The Criminal Code of Canada prohibits anyone from willfully causing animals to suffer from neglect, pain or injury. The provincial Animal Care Act is enforced by the chief veterinary officer of Manitoba. Operations are regularly inspected, and nobody is prevented from reporting incidents to the relevant authorities. Both pieces of legislation are legally binding on the care of animals on farms, contrary to what you may hear from animal-rights activists.
What is troubling for our industry and our members is the idea that trespassing and crime in our operations is the cost of doing business, and that these acts do not represent a real threat to rural Manitobans. That could not be further from the truth. Farmers deal with financial pressures that are far outside their control, including trade barriers, the increasing carbon tax and, now, a new set of challenges brought forward by a global pandemic.
Criminals and lawbreakers represent a separate challenge, one that should see farmers protected under the law and legislation strictly enforced.
We have seen cases of large-scale protests across the country, including in Alberta, where 30 protesters invaded a turkey barn for six hours in violation of the law and biosecurity protocols. Another case in British Columbia involved protestors breaking and entering a hog operation, and over 60 protesters sitting among the animals.

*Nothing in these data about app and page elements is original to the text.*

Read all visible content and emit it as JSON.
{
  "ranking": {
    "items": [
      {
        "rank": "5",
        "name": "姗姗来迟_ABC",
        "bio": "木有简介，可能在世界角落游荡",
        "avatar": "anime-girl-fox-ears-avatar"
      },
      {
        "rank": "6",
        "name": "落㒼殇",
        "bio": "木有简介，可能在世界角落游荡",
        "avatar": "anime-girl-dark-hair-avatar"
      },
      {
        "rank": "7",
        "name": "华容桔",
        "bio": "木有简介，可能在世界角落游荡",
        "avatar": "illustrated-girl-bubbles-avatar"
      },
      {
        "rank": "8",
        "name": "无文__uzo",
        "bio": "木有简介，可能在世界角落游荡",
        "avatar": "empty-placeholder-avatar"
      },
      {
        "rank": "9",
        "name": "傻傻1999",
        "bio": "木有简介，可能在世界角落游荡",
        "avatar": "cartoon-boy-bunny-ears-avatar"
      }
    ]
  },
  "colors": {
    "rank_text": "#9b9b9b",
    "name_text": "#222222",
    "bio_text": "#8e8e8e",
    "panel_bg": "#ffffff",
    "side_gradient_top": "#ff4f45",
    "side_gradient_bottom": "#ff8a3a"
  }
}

In Manitoba, activists are known to follow semi-trucks of livestock and attempt to interact with the animals in truck-stop parking lots and receival yards. In June, that kind of activity resulted in the tragic death of a 65-year old woman who was part of the Toronto Pig Save movement.
The Manitoba government has now launched an online survey to consult Manitobans on rural crime issues, including potential changes to the Animal Diseases Act. This public engagement is crucial, and we applaud the government for taking steps to consider what is happening, both in other provinces and on our farms. Much of the legislation the government is consulting on is out of date and is not in line with the needs of modern agriculture.
When protesters rush into secure operations and violate these standards, they are jeopardizing food security for all of us. A breakdown in biosecurity protocols in a livestock operation can mean entire herds must be culled to prevent disease breakouts.
Free speech is a bedrock democratic principle in our country. The right to assemble and protest is fundamental to who we are as Canadians. What is not permissible in this country is the belief that anyone can enter private property at any time and attempt to take over the operations of a private business.
Our membership has been clear that no one has the right to intimidate, harass, trespass, break and enter, or interrupt farm businesses, whatever their intention. We believe the strengthening of trespassing rules needs to involve real repercussions, and we look forward to working with the provincial government to ensure that our food system is protected.
Our industry and the farmers in this province have high standards for themselves and stringent requirements they must meet when it comes to the food on your plate.
Bill Campbell is the president of Keystone Agricultural Producers of Manitoba, an organization that speaks up on behalf of all farmers and producers in Manitoba. He is a crop and livestock producer from Minto.